To end ‘author parasitism’, which is the exclusion of local authors in studies conducted in Africa, investigators and institutions in high-income countries, as well as funding agencies and journals, should promote research from Sub-Saharan Africa, including its publication, in a collaborative and equitable manner, a new study has said.
Gary and the rest of the AHRECS team are big fans of including consumers and community members as co-researchers/co-authors in research teams. This can improve the degree to which a design is respectful, inclusive and has impact. A component of this is assisting with the research career of those consumers/community members, assisting with their training providing them with an addition to their track record. To conduct work in a jurisdiction without local people is completely unacceptable.

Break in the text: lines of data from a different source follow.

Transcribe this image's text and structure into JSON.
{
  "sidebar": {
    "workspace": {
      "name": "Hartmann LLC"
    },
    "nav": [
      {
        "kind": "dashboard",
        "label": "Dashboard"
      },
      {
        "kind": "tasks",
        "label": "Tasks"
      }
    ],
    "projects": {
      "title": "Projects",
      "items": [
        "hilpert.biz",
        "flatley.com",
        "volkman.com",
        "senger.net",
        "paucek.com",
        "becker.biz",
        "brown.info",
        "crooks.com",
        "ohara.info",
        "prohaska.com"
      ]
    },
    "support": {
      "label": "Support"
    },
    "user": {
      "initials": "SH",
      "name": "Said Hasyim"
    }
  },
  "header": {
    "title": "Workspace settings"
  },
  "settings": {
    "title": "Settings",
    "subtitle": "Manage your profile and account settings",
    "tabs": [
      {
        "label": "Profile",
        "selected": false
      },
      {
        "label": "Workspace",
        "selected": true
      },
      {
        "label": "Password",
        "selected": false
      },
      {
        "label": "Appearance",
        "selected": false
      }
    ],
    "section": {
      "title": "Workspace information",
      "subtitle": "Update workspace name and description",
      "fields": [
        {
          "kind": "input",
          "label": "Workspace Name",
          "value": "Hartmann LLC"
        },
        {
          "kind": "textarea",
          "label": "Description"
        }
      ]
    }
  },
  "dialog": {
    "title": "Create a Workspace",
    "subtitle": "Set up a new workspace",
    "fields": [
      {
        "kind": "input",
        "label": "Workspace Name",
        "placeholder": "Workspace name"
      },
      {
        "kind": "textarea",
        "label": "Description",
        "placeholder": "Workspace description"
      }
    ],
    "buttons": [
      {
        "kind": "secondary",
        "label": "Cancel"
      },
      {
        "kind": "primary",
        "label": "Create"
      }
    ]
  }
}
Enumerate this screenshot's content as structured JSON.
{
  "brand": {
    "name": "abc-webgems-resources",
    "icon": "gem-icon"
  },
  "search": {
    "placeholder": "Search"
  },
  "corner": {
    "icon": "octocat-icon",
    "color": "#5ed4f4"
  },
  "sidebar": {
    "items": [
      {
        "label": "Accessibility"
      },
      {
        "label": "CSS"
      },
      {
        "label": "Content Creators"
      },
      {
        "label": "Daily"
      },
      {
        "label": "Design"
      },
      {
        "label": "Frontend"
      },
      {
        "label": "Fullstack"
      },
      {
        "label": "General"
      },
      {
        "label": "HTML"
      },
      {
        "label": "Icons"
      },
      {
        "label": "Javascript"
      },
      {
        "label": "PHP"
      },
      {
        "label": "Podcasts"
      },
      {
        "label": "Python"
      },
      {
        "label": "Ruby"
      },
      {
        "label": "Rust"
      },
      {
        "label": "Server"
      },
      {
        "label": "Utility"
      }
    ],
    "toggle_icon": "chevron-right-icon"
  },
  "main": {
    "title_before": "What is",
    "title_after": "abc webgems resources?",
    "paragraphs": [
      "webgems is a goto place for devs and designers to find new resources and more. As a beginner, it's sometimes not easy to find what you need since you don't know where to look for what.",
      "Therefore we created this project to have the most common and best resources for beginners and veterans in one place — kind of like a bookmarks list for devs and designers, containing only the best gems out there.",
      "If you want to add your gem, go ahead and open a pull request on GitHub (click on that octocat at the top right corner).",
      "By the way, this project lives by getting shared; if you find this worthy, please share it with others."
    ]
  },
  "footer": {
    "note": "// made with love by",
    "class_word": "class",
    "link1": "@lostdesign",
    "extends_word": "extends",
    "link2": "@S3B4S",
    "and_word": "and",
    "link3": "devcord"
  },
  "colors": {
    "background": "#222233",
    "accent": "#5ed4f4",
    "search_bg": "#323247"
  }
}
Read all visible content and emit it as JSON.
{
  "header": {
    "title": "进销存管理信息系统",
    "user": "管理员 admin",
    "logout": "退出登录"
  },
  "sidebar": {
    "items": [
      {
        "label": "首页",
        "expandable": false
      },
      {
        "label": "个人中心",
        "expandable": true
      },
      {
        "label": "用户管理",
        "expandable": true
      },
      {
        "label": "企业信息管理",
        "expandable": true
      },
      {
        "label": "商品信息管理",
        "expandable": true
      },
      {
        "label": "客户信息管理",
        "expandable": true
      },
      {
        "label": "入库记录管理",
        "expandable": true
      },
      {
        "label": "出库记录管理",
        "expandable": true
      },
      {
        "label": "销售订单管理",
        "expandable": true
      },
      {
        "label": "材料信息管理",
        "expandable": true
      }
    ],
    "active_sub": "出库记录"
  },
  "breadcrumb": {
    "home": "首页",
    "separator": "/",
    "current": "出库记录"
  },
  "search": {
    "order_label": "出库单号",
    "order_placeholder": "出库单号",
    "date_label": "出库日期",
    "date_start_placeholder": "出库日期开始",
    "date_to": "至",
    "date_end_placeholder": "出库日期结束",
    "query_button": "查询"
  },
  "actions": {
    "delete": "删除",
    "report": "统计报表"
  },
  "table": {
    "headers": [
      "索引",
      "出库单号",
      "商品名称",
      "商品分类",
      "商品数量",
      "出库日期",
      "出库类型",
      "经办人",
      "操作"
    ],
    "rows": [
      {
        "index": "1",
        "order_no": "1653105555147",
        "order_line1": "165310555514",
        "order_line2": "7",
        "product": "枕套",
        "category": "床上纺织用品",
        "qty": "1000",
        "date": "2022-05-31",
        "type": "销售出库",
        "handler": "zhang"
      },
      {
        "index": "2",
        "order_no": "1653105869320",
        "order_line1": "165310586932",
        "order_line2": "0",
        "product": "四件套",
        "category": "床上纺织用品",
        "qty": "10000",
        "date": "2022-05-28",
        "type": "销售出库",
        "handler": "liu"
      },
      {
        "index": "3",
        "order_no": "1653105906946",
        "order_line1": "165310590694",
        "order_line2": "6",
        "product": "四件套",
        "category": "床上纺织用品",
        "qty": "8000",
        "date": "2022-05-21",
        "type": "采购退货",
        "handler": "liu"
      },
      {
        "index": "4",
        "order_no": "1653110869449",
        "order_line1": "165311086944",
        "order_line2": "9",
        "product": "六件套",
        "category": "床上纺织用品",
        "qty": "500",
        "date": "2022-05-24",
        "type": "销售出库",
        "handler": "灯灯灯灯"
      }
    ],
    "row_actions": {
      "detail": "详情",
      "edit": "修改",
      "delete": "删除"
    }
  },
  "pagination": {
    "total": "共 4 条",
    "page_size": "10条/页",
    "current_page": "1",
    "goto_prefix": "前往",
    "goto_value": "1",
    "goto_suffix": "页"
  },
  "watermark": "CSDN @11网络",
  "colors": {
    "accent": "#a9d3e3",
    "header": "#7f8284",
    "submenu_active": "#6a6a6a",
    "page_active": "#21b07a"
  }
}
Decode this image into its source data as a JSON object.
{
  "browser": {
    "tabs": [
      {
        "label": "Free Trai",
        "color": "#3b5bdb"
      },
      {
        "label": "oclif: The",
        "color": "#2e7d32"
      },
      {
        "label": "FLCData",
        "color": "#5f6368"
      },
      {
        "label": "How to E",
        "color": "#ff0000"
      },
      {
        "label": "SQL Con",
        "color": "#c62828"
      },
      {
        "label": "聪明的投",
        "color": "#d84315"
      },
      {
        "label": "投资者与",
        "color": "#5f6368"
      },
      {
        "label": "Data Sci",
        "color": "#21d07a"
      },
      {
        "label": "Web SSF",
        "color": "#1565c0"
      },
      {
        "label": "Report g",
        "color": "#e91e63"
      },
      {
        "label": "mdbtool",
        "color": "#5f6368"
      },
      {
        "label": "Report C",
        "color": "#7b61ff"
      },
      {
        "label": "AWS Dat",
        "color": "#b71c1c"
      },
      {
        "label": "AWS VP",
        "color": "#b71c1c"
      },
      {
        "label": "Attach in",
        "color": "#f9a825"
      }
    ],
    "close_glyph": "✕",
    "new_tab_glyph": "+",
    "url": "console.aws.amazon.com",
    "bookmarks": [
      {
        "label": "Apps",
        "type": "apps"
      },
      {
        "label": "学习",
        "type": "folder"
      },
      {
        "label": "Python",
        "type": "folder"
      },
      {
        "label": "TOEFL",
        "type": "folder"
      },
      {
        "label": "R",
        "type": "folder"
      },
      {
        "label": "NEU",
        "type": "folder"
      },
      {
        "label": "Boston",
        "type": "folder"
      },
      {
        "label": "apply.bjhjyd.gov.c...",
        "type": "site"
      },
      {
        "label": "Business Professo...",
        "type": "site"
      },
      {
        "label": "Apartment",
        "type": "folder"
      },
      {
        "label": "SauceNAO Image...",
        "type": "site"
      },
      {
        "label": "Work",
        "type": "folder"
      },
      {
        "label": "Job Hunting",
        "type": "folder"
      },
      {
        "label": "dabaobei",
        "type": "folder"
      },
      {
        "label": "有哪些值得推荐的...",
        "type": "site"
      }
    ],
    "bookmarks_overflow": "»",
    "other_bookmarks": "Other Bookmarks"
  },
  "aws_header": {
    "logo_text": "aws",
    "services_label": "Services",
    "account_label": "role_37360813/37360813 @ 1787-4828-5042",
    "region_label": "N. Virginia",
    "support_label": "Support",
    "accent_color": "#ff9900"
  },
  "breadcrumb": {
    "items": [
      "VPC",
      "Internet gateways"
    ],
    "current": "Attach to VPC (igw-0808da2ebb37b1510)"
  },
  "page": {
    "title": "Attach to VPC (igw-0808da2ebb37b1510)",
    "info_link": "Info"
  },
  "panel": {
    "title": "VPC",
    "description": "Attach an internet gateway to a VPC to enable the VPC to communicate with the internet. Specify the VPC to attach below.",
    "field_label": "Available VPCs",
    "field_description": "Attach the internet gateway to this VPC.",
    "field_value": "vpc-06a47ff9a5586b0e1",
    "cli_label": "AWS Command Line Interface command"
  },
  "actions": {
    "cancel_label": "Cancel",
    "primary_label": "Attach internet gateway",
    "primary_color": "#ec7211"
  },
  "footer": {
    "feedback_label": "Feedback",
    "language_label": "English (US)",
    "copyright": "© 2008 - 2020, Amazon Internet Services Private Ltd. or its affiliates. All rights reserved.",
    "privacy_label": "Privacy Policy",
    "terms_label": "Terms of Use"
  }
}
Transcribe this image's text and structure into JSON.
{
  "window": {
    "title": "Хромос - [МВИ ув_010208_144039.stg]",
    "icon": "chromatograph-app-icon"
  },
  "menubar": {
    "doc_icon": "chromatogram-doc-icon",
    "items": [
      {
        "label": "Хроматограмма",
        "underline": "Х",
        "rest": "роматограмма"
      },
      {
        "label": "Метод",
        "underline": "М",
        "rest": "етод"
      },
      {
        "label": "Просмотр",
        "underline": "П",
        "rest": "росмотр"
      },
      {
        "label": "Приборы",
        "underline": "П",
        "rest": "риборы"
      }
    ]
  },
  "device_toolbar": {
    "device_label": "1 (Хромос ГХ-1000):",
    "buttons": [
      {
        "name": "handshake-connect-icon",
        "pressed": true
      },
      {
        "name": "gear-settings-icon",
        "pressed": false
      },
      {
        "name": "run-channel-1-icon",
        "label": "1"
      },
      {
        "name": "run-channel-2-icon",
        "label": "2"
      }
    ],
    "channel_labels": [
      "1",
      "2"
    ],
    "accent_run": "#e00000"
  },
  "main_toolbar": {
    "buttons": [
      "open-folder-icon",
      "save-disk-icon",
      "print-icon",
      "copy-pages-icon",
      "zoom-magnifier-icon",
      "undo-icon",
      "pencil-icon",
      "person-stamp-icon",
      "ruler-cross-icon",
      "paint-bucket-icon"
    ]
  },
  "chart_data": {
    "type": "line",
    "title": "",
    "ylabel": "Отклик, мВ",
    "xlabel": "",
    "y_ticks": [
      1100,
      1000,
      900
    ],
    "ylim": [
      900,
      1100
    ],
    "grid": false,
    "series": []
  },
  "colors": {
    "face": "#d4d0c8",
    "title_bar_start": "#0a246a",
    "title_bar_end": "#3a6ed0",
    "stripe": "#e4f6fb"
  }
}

We have included links to 13 related items.
Many articles included only a moderate proportion of authors from the study country, the authors said.
The authors said that, given the recent and growing recognition of the perils of imbalanced research collaborations, future studies are merited to evaluate changes in the prevalence, location and associated factors in authorship parasitism.
A bibliometric review of articles from January 2014 to December 2018 reporting research conducted in Sub-Saharan Africa, and indexed in PubMed, was used by the researchers to investigate how author affiliations were assigned to countries based on regular expression algorithms.